Jordana Bieze Foster, Editor
Healthcare researchers don’t get a lot of instant gratification. Typically it takes years for a study’s findings to have an impact on clinical practice, and often that doesn’t happen until those findings have been replicated by additional studies.
It makes sense. Practitioners are busy.
They don’t have a lot of time to sort through all of the latest research and try to figure out which findings are significant enough to justify a change in the way they practice. In fact, helping practitioners cut through the clutter for research news that’s not just interesting but also clinically relevant is, to me, one of LER’s most important functions.
Because every once in a while, we’re reminded of how powerful a single study can be when its conclusions somehow find their way into the clinical community’s collective consciousness.

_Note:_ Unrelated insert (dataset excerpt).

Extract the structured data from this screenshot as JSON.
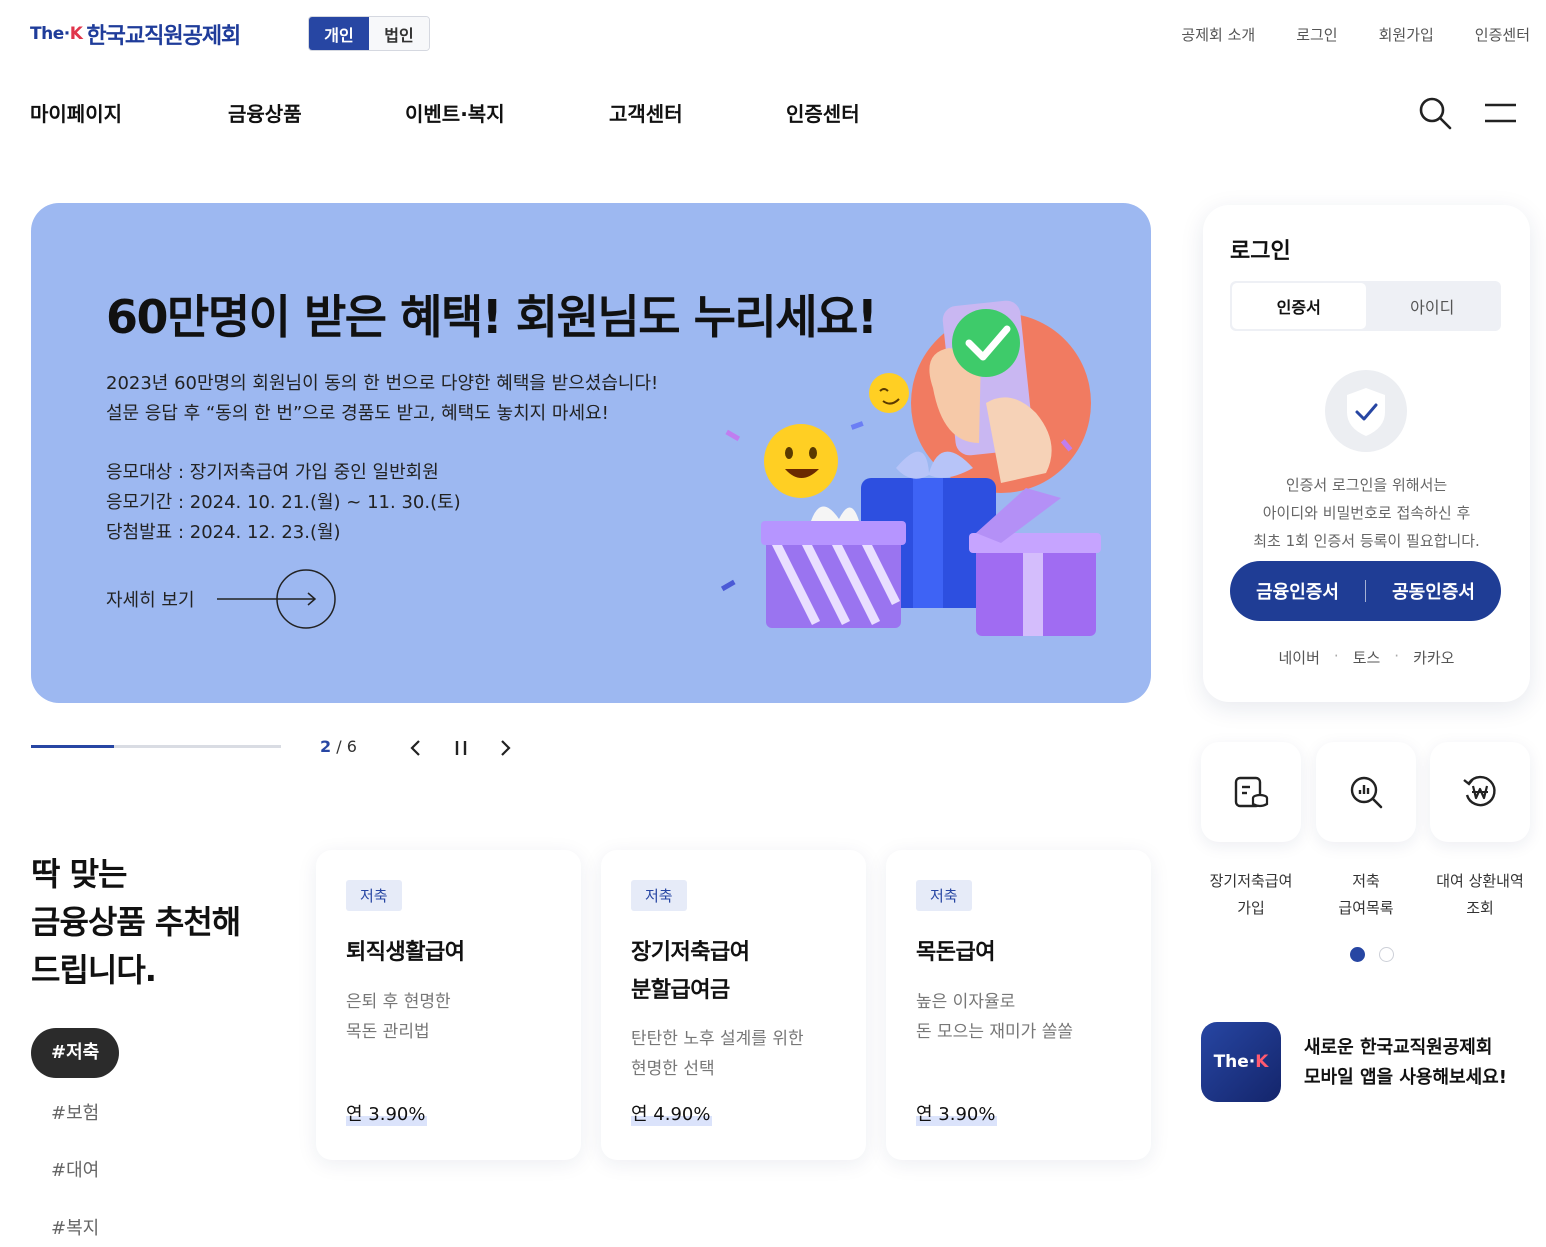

This time, it’s the 2002 randomized clinical trial in The New England Journal of Medicine that found arthroscopy is no more effective than sham arthroscopy in patients with knee osteoarthritis. I’m sure most of you remember when that study was published. I know I do. I was editor of BioMechanics magazine at the time, and it was the top news story in our September 2002 issue. The strength of the evidence, plus the controversial decision to perform an invasive sham procedure on patients knowing there would be no benefit, made that study unquestionably newsworthy. But we had no way of knowing how, if at all, the findings might affect surgeons in the real world.
Now we have some idea. A Cleveland Clinic study just published in the American Journal of Sports Medicine found that utilization of knee arthroscopy for patients with OA decreased from 2.36 cases per surgeon in 2001—just prior to the publication of the NEJM study—to 1.4 cases per surgeon in 2009 (see “Arthroscopy attrition”).
Normally one wouldn’t think to credit a single study for such a dramatic shift in utilization. But in this case, it’s really the only explanation. To my knowledge, no other research teams have attempted to replicate the NEJM study protocol in the last decade. So that original study itself must have been the catalyst. Which means practitioners didn’t just hear about it. They also thought about it.
The senior author of the NEJM paper suggests surgeons must have been impressed with the methodological quality of their study. The senior author of the Cleveland Clinic analysis suggests that the “broad and sustained” media coverage of the original study might have made the difference.
I suspect both are right. Media coverage itself doesn’t make a study relevant. And the most revolutionary study in the world won’t change a thing if researchers are the only ones who know about it.
Practitioners, not researchers, define practice patterns. But practitioners with access to groundbreaking research define their practice patterns accordingly. That’s good for patients. And that’s what makes my job worth doing.
Jordana Bieze Foster, Editor